THE FUNNY BUSINESS OF LIFE (Mozart, Murder and Messiah)
Book 2 in the ‘Sing with the Choir’ series.
REDUCED TO 99p until 31st March 2015 – grab it while you can!
About the book:
Miriam has a secret, a secret she cannot bring herself to share, a secret that leads to a brutal stabbing on Bonfire Night at St Cecilia’s School.
We travel back in time to investigate the mystery, meeting a host of colourful personalities along the way, including the bumbling Director of Music Lancelot Prokofiev, the predatory french teacher Celeste Dubonnet, Brunhilda the chocolate-loving music secretary, Dorian the sixth former who can understand complicated mathematics but forgets the day of the week and the egotistical conductor, Tristan Proudfoot.
Demons are wrestled and surprises abound before we return to Bonfire Night for the final revelation of a dramatically altered future.
For readers in the UK:
For readers in the USA:
ENJOY SINGING WITH THE CHOIR!
Cathy Murray’s easy conversational prose tells of her happy childhood in the fascinating fifties – shadowed by the war and the heavy cost paid by the nation, but looking forward to a modern age. We get glimpses of an earlier long-vanished world too as she remembers her grandfather telling her how he went to work in the mines at the tender age of twelve and showing her the field where the pit ponies had their two weeks annual ‘holiday’ above ground.
The author looks with the eyes of a child, quite rightly starting with school dinners, for food is children’s main preoccupation, as anyone will tell you, and she also has periods of reflection when she observes through her adult eyes.
I particularly enjoyed reading about Miss Heaps, the rather formidable piano teacher, and how she managed to get a hundred per cent pass rate by ridding herself of the weaker pupils – a practice not generally encouraged today!
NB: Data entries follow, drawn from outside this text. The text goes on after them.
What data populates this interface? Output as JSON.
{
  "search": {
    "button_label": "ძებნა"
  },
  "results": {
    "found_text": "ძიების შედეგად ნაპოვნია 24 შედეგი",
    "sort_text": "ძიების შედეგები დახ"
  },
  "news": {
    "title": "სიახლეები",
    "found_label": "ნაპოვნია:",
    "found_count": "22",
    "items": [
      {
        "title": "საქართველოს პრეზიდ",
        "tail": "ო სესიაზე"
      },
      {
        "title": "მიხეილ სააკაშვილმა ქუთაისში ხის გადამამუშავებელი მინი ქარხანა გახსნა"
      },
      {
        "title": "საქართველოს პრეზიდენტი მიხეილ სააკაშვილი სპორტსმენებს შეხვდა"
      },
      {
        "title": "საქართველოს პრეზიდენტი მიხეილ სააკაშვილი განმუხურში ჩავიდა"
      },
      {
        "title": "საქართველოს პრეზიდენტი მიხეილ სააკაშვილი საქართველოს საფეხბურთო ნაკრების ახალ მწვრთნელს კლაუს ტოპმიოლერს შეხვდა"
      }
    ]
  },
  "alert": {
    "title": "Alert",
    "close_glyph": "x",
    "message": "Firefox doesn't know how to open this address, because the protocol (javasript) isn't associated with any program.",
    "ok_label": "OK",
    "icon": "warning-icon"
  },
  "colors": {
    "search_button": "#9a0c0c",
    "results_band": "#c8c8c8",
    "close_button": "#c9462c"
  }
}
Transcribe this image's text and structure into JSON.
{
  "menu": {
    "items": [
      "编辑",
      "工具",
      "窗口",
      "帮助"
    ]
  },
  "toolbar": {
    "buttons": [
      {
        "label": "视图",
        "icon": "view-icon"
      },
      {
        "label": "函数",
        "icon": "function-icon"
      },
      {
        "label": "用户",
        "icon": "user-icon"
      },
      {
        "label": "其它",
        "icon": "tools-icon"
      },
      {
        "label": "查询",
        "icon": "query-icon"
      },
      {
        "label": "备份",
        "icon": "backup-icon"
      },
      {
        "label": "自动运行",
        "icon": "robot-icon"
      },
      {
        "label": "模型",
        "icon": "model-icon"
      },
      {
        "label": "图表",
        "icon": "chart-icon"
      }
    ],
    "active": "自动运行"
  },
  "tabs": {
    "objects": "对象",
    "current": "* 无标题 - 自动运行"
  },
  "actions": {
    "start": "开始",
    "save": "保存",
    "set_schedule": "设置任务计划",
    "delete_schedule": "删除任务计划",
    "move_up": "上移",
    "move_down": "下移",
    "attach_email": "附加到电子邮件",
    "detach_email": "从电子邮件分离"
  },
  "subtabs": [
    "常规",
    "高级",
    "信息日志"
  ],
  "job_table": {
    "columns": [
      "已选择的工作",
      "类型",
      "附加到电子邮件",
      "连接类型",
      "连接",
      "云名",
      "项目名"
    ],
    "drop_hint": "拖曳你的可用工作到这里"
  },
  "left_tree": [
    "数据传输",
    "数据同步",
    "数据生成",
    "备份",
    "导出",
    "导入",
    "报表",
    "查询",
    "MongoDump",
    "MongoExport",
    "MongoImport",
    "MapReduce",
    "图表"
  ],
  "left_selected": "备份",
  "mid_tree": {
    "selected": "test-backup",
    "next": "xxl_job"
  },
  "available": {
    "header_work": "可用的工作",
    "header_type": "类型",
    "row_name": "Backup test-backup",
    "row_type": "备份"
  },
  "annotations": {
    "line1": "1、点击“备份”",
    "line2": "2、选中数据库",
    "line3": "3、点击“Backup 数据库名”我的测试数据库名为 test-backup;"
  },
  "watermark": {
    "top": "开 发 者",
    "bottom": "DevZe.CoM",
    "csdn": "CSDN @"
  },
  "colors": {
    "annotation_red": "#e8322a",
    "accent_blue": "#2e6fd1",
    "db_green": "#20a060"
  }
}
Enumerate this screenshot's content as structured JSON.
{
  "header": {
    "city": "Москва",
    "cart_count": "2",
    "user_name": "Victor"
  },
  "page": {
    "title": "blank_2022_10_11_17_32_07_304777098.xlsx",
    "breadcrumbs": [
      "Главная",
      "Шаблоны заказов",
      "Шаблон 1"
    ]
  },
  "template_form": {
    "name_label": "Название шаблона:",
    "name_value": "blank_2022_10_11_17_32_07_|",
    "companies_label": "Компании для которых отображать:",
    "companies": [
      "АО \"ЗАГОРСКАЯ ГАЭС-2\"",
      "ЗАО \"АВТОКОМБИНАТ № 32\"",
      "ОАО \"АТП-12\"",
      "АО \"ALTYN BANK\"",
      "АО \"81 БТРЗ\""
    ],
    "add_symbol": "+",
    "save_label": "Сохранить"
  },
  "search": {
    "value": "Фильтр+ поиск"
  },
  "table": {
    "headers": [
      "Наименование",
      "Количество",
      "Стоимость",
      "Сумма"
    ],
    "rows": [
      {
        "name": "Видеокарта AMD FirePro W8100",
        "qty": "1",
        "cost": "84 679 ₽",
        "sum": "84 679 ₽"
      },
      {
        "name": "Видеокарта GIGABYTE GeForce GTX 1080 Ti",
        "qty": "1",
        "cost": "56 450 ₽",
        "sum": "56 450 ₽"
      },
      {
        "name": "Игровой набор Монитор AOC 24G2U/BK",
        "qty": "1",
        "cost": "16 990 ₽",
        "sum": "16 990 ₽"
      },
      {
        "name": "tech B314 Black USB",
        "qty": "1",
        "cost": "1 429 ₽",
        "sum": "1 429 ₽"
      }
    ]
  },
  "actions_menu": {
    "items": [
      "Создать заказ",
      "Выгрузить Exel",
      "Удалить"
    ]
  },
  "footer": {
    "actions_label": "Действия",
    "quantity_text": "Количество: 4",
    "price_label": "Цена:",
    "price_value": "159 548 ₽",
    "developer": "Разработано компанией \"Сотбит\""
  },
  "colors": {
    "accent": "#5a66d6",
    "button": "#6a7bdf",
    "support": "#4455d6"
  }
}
How times have changed we think as we read about liberty bodices, pens being dipped into ink bottles at school, ‘Listen with Mother’ on the wireless, pre-decimal money and the early days of the NHS, but we also realise that some things never change when we read the delightful descriptions of children playing with whatever comes to hand (the Geiger counter!) and having fun whatever the circumstances.
Cathy has described an ordinary childhood in ‘Cabbage and Semolina’, and in doing so, has made it extra-ordinary.